Biomass fuel harvesting is nearly always conducted as part of an integrated timber harvest where multiple products (veneer, sawlogs, pulp, and firewood) are removed at the same time. As long as good forest management practices are followed, the biomass fuel harvesting results in no additional impact on wildlife habitat. It is important to note that some harvesting is often prescribed by foresters specifically for enhancing or expanding the habitat of various game and non-game wildlife. Many types of wildlife require open areas created by harvesting and the early successional vegetation that takes over after a harvest. Depending on the forest management objectives, biomass harvesting can in fact contribute to the diversity of wildlife habitat in a forest. Biomass Energy Resource Center

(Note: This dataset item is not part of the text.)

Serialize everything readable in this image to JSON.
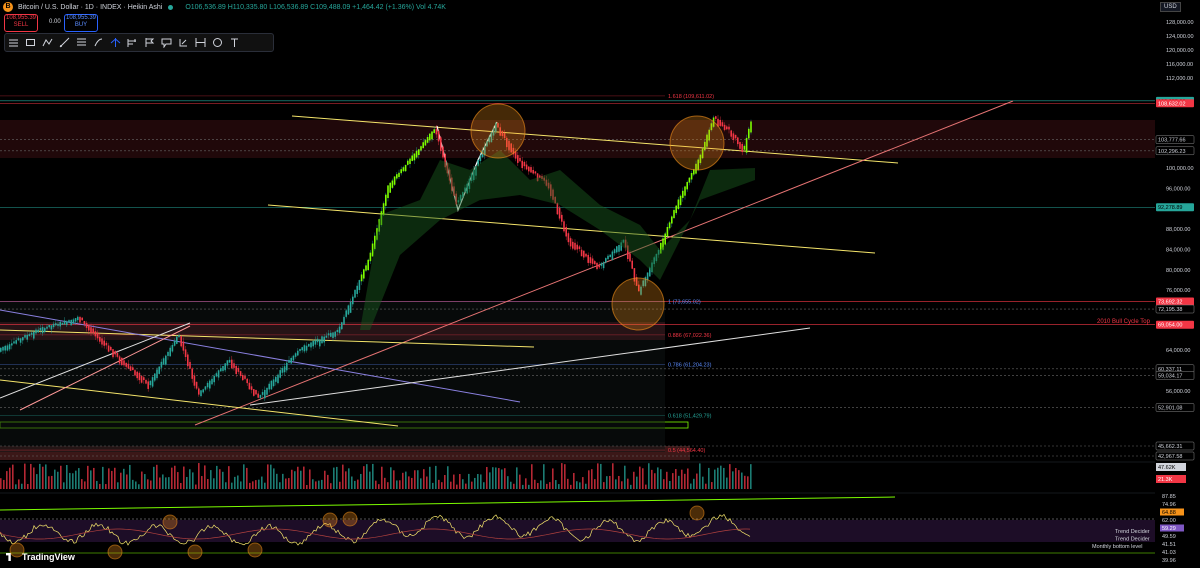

The answer depends on the pollutant to which you are comparing woodchips. Wood has lower sulfur dioxide emissions and net greenhouse gas emissions than both oil and propane; however, particulate matter, carbon monoxide, and total organic compound emissions are higher from wood than oil. Oxides of nitrogen (NOx) emissions from wood are comparable to oil. Volatile organic compounds (VOCs), some of which are produced by combustion, are higher when using wood than when using natural gas or oil, but each fuel emits different VOCs at varying levels and each type has varying reactivity. It is important to note that using the best available control technology and combustion practices, careful siting, appropriate stack (chimney) height, and careful consideration of dispersion patterns will bring emissions well within permissible limits and lessen the impacts of any pollutants emitted when burning biomass. In addition, biomass is considered a carbon neutral fuel when harvested using sustainable forestry practices, and its use when replacing fossil fuels helps mitigate the effects of climate change. Biomass Energy Resource Center

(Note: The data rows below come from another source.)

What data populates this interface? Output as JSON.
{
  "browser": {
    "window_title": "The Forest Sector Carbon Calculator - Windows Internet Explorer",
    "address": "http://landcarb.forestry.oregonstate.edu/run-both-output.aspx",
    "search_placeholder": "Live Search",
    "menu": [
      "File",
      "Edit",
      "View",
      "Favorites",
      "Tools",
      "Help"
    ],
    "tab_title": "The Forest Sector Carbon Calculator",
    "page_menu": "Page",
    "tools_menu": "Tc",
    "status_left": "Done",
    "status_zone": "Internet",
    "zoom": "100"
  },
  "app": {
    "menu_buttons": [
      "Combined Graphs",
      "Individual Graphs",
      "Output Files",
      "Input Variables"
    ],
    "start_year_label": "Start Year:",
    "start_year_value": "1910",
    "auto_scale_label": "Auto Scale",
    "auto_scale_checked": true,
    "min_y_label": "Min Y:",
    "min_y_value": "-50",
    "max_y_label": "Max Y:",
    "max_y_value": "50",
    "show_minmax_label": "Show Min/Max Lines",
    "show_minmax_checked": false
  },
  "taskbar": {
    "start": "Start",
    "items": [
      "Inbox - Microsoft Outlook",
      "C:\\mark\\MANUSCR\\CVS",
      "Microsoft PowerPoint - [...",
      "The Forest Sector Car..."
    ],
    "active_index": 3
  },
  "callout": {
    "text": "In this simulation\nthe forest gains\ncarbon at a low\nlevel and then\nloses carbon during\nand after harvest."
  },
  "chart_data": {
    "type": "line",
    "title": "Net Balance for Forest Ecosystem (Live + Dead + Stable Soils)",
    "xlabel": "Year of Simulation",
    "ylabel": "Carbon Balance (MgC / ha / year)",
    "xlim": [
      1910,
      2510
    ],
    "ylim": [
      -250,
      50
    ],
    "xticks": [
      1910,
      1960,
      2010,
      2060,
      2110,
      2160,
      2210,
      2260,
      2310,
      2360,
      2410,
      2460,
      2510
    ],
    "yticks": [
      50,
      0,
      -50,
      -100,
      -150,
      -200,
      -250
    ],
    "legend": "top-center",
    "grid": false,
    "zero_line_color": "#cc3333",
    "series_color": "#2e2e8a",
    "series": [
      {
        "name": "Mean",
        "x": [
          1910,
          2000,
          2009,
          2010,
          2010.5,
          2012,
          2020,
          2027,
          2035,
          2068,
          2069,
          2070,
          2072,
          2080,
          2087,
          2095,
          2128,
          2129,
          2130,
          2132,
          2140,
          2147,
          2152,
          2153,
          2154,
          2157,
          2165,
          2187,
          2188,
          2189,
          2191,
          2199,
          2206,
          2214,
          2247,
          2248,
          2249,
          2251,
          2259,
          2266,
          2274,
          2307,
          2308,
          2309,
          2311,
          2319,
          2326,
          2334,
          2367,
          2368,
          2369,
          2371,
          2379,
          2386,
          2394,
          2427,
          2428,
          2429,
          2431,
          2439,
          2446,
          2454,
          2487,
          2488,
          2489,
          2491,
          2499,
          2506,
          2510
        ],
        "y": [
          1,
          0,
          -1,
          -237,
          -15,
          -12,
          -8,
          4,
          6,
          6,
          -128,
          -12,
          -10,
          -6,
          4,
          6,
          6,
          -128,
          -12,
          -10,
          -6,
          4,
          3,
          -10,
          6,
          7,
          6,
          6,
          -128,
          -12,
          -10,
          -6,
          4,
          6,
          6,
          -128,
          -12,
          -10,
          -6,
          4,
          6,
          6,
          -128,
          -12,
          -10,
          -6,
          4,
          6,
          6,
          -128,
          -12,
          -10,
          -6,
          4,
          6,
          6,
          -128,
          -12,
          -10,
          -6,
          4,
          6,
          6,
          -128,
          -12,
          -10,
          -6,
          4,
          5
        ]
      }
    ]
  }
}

Automated, commercial-sized woodchip and pellet systems burn much cleaner than even the most modern home wood or pellet stove. They produce no creosote and practically no visual smoke or odor. Because the biomass fuel is green, or close to 50 percent water, however, in cold weather the chimney may show a plume of condensed water vapor. Interviews with dozens of system operators support the conclusion that odor generated by the fuel or the smoke is almost never a problem, and in most cases, both chip and pellet systems easily meet state air quality standards. Biomass Energy Resource Center
Wood ash from institutional and commercial heating plants is not toxic, in fact, it is an excellent soil additive for agricultural use. It can also be spread on athletic fields and gardens or disposed of at a landfill. Biomass Energy Resource Center

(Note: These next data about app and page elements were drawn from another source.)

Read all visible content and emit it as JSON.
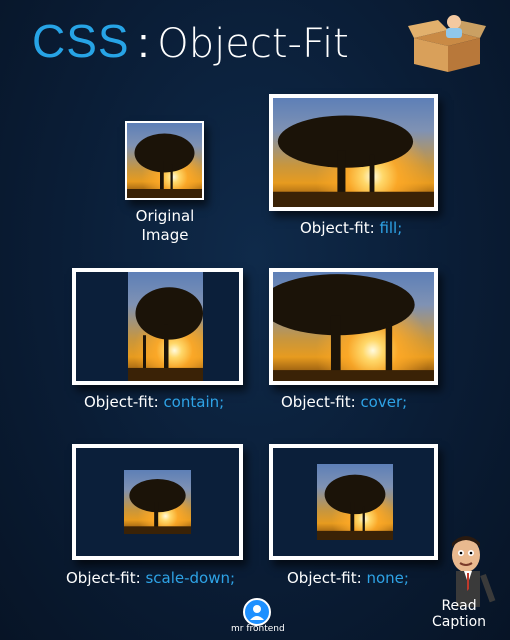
{
  "title": {
    "css": "CSS",
    "colon": ":",
    "main": "Object-Fit"
  },
  "captions": {
    "original_line1": "Original",
    "original_line2": "Image",
    "prefix": "Object-fit:",
    "fill": "fill;",
    "contain": "contain;",
    "cover": "cover;",
    "scale_down": "scale-down;",
    "none": "none;"
  },
  "footer": {
    "brand": "mr frontend",
    "read_line1": "Read",
    "read_line2": "Caption"
  },
  "colors": {
    "accent": "#27a4e6",
    "background": "#0a1d36",
    "frame": "#ffffff"
  },
  "icons": [
    "cardboard-box-icon",
    "brand-logo-icon",
    "cartoon-character-icon"
  ]
}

The Biomass Energy Resource Center is an excellent resource for information. Visit the site here.
Last updated July, 2014